LastName 8 Works Cited Comment [BA23]: Your Works Cited page should list the play you areChandler, Raymond. The Big Sleep. New York: Vintage Books, 1939. Print. analyzing (see #10 on pg. 145 in your textbook) from the anthology as wellIrwin, John T. “Being Boss: Raymond Chandler’s The Big Sleep.” Southern Review 37.2 as your secondary sources. (Spring 2001): 211-248. Print. Chapter 7 in your textbook lists almost everything you should run into, or you can look at the entries here as“Lindbergh Baby Kidnapping Poster, 1932.” Crime and Punishment: Essential Primary examples. If you have any questions, check with the library or ask me. Sources. Eds. K. Lee Lerner, and Brenda Wilmoth Lerner. Detroit: Gale, 2006. 260- Note that your Works Cited page 263. Gale U.S. History in Context. Web. 19 Feb. 2012. should be alphabetized as it is here.Margolies, Edward.
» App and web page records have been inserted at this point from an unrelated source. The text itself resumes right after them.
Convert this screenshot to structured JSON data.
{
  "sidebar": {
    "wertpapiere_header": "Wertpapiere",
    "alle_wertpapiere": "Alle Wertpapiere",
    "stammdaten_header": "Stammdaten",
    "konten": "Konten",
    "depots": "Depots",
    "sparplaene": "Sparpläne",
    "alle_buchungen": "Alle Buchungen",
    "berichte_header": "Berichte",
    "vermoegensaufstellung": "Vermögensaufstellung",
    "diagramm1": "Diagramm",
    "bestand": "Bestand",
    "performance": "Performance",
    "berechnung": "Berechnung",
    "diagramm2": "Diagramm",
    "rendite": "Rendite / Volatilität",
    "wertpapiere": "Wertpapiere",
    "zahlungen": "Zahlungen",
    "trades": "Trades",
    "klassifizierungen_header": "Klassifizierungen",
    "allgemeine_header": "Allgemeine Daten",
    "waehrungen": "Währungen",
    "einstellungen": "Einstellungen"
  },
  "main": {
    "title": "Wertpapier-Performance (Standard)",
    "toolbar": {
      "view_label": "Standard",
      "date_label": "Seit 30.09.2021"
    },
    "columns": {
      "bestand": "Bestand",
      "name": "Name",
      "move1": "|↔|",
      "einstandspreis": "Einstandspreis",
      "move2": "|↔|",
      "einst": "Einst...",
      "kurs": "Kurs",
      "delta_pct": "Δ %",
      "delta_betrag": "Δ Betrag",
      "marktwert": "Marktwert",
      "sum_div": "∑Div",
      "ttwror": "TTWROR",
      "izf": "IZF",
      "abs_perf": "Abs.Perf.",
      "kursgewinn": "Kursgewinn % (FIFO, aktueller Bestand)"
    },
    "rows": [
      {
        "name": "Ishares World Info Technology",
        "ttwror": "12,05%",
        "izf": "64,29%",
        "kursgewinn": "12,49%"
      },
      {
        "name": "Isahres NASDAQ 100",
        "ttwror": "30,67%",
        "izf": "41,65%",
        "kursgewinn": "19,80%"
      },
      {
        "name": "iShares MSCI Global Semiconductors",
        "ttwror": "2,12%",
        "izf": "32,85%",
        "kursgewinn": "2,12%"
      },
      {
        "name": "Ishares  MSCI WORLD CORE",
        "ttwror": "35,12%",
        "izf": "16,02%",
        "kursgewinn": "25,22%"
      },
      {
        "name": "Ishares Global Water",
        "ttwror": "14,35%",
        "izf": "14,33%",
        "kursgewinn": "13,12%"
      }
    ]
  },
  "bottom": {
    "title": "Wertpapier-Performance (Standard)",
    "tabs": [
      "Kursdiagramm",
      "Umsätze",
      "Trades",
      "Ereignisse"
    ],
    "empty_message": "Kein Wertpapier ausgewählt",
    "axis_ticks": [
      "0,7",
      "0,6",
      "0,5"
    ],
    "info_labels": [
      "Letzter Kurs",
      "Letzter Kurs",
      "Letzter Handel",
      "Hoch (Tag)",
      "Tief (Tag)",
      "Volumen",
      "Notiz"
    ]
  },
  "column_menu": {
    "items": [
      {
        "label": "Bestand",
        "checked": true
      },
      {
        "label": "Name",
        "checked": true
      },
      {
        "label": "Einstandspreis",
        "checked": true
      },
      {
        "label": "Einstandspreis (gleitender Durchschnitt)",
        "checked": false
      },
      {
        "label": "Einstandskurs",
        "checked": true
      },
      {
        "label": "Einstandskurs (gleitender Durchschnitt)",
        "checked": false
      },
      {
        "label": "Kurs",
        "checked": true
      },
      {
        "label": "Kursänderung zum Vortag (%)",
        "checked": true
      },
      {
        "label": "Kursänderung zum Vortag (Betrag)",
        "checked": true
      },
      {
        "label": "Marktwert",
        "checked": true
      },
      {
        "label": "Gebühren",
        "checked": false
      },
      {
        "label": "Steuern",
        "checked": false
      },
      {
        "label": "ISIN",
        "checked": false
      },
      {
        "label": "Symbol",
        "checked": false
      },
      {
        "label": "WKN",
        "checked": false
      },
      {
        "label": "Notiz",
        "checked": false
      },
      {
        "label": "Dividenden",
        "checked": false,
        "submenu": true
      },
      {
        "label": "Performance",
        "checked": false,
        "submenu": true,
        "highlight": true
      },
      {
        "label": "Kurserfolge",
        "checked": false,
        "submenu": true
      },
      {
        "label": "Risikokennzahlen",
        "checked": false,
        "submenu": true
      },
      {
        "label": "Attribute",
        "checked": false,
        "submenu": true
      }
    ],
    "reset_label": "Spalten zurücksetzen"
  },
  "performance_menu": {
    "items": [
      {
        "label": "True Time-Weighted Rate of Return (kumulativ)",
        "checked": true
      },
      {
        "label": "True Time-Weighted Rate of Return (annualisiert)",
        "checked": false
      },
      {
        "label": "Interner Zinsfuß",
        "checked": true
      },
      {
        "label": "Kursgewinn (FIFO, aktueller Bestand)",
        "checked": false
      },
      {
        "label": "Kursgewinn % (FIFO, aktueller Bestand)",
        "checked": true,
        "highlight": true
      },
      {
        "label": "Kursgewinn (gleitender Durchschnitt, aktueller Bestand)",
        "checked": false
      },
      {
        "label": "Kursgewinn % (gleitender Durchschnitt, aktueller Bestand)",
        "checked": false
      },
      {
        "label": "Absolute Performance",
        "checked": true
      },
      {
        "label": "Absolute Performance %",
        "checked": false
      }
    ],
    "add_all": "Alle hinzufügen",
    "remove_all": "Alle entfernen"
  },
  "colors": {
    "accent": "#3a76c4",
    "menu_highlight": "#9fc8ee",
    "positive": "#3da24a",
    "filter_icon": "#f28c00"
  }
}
Which Way Did He Go? New York: Holmes and Meier Publishers, 1982. Print.“Organized Crime.” West’s Encyclopedia of American Law. 2nd ed. Vol. 7. Eds. Shirelle Phelps, and Jeffrey Lehmen. Detroit: Gale, 2005. 331-333. Gale U.S. History in Context. Web. 19 Feb. 2012.Phillips-Fein, Kim. “Crime.” Encyclopedia of the Great Depression. Vol. 1. Ed. Robert S. McElvaine. New York: Macmillian Reference USA, 2004. 217-220. Gale U.S. History in Context. Web. 19 Feb. 2012.